SUPPLIED DATA:
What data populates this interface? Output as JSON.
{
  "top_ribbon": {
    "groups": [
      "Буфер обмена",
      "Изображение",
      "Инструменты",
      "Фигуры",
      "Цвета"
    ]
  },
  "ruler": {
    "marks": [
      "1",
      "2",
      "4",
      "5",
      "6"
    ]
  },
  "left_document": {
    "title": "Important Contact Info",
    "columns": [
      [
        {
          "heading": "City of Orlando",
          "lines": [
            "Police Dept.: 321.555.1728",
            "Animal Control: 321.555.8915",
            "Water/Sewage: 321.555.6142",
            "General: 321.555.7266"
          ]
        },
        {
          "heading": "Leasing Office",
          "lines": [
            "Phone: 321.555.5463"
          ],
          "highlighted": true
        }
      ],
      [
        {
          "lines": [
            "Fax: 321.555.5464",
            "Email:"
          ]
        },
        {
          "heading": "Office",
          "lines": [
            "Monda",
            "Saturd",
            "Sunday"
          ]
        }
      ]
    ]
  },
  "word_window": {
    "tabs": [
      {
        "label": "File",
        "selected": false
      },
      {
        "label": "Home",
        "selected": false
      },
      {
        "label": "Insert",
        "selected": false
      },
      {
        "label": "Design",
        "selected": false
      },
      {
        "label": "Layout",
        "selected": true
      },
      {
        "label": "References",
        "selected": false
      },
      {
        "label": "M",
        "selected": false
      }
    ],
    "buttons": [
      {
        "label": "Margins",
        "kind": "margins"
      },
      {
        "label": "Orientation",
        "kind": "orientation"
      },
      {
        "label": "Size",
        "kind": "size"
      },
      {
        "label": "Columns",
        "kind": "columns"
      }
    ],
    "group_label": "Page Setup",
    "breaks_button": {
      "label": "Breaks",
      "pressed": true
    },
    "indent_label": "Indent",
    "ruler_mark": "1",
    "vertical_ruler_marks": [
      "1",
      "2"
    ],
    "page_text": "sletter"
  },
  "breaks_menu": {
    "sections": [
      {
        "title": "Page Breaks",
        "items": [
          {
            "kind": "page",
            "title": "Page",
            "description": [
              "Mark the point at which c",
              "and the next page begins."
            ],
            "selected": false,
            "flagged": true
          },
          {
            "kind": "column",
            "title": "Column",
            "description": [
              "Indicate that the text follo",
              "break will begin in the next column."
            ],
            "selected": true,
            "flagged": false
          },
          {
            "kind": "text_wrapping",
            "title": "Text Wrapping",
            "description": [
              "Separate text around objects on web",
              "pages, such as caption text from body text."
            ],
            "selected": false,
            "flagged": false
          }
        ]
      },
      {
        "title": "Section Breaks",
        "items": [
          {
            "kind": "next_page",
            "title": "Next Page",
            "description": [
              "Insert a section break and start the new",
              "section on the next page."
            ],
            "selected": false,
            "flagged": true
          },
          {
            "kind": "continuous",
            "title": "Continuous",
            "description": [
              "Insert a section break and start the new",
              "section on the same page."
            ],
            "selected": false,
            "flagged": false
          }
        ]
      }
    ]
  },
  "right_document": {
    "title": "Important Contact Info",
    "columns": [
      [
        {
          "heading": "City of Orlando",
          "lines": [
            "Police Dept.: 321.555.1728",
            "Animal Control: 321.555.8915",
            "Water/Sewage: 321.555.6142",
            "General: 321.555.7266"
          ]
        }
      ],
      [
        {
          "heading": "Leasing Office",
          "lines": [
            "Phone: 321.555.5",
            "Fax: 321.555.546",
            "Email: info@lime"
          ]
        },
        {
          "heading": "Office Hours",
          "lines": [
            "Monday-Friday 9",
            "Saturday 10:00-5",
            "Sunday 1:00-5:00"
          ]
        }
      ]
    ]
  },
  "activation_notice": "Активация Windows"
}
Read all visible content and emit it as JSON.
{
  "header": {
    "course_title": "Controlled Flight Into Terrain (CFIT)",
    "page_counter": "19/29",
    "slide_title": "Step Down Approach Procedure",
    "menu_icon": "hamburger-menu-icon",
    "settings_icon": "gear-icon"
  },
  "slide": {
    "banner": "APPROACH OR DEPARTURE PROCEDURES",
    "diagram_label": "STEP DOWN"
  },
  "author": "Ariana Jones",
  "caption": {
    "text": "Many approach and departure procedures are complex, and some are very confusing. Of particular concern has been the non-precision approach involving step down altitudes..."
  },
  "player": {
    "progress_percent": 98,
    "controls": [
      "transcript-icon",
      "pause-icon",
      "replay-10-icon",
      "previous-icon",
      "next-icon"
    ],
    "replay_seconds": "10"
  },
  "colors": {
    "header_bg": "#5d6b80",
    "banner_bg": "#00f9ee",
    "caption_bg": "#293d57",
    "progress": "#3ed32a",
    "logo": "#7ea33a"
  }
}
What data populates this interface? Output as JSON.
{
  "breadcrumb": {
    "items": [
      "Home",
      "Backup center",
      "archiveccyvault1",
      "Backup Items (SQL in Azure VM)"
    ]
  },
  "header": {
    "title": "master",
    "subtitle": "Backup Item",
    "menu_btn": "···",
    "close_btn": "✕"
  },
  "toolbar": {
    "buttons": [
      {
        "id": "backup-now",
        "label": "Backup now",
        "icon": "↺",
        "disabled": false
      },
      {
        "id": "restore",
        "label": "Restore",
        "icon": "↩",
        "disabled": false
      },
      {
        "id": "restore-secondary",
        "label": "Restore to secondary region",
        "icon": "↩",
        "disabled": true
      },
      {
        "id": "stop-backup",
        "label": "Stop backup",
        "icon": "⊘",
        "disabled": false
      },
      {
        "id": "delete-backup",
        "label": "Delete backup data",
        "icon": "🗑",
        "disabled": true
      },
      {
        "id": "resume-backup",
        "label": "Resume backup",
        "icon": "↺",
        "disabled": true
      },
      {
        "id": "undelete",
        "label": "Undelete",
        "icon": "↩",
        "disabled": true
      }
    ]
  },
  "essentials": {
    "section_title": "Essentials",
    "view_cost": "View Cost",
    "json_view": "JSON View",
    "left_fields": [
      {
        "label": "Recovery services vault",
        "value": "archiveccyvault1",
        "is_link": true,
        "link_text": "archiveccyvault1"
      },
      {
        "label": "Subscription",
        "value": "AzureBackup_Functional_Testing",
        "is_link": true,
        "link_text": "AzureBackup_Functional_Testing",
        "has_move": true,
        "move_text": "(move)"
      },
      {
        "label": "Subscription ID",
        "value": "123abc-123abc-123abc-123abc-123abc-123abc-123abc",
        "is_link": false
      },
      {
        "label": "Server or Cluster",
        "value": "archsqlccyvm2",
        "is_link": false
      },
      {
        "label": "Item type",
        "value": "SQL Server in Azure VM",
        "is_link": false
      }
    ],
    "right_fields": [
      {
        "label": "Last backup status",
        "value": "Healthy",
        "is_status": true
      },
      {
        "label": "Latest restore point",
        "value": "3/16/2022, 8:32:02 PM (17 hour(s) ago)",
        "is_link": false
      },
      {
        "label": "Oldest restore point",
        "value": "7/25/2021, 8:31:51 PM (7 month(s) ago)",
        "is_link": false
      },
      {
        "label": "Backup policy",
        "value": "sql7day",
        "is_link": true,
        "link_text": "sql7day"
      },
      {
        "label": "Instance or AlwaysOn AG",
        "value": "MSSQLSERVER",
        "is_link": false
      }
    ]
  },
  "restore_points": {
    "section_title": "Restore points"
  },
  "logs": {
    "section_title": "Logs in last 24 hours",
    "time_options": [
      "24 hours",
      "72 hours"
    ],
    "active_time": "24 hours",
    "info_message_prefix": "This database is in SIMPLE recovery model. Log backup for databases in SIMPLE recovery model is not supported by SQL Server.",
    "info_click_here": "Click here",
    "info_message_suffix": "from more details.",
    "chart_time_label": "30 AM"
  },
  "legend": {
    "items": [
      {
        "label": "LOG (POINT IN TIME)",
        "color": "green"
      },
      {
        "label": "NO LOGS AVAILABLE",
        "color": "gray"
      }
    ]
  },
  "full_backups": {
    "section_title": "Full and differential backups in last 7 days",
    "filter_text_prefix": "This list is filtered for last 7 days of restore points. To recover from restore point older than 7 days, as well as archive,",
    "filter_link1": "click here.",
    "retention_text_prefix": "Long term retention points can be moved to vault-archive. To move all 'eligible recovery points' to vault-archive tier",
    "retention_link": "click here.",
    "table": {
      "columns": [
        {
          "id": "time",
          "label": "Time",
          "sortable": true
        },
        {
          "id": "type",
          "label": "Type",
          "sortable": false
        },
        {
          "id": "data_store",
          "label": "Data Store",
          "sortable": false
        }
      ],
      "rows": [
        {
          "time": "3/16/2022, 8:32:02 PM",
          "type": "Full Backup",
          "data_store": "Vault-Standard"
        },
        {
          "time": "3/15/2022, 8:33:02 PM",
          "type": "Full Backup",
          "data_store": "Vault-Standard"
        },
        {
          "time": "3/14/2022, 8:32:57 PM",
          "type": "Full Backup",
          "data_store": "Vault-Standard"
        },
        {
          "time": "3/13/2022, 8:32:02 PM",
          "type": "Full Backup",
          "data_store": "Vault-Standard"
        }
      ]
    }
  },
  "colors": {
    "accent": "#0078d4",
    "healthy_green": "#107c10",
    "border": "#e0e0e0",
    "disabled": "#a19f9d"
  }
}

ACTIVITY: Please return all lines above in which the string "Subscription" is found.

WRITTEN REPLY:
        "label": "Subscription",
        "label": "Subscription ID",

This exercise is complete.